And now Stephanie Feldstein, Population and Sustainability Director at the Center for Biological Diversity, will share another perspective on human population pressures.
(1) “In England and Wales the birth rate fell a generation before infant mortality fell.”
The Relationshp Between Infant and Child Mortality and Fertility: Some Historical and Contemporary Evidence for the United States
Much of the recent interest has centered on the following questions: Might exogenously caused declines in infant and child death rates induce partially or wholly offsetting declines in birth rates? Or will mortality-reducing programs, valuable in and of themselves, simply exacerbate already high rates of population growth? These questions form the focus in this volume.
There is, however, the complicating issue of reverse causality (or endogeneity). Lower (or higher) mortality might induce lower (or higher) fertility, but it is well established that higher birth rates lead to higher infant and child mortality.

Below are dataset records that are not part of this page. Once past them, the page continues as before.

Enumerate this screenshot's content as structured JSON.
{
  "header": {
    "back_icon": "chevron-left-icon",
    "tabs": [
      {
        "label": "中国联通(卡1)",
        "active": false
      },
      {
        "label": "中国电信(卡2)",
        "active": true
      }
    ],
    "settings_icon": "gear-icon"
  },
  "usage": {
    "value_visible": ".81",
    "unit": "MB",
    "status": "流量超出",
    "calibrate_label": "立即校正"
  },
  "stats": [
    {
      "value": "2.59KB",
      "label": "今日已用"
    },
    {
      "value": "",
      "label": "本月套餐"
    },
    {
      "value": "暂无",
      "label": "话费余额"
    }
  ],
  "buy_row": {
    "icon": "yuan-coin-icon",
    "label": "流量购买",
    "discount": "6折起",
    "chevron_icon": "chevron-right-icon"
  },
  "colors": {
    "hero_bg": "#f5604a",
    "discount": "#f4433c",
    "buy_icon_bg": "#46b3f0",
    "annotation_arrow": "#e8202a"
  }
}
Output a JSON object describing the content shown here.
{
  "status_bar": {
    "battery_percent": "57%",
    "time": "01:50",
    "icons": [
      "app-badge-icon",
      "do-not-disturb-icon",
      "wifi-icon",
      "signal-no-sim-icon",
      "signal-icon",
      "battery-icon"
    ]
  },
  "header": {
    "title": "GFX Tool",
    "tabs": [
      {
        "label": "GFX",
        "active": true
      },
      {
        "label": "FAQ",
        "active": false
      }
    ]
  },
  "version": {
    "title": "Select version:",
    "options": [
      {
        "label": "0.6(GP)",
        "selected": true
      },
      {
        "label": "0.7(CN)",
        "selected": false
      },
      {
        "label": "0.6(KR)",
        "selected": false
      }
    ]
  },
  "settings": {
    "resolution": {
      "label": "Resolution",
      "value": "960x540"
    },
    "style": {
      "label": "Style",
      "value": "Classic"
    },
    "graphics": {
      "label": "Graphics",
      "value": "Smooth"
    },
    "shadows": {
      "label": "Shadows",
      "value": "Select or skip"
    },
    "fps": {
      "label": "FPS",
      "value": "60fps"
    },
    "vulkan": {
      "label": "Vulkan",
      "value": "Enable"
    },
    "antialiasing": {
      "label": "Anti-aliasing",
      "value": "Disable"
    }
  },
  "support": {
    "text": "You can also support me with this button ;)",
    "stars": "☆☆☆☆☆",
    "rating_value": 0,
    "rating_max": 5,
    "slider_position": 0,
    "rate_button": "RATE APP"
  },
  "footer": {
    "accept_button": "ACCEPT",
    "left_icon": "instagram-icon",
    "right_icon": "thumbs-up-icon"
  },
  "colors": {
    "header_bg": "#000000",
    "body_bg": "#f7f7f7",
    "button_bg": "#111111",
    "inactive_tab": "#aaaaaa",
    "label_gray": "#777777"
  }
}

(2) “...the age of onset of female reproduction should be sensitive to variation in mortality rates, and variation in the productivity of non-reproductive activities. In accordance with this prediction, most of the cross-national variation in women’s age at first birth can be explained by differences in female life expectancies and incomes... women have children younger in neighbourhoods where the expectation of healthy life is shorter and incomes are lower.”
(4) Maslow’s pyramid revised. “At the top of the new pyramid are three evolutionarily critical motives that Maslow overlooked – mate acquisition, mate retention and parenting. The researchers state in the article that while self-actualization is interesting and important, it isn’t an evolutionarily fundamental need.”(5) Gates’ Valentine to Buffet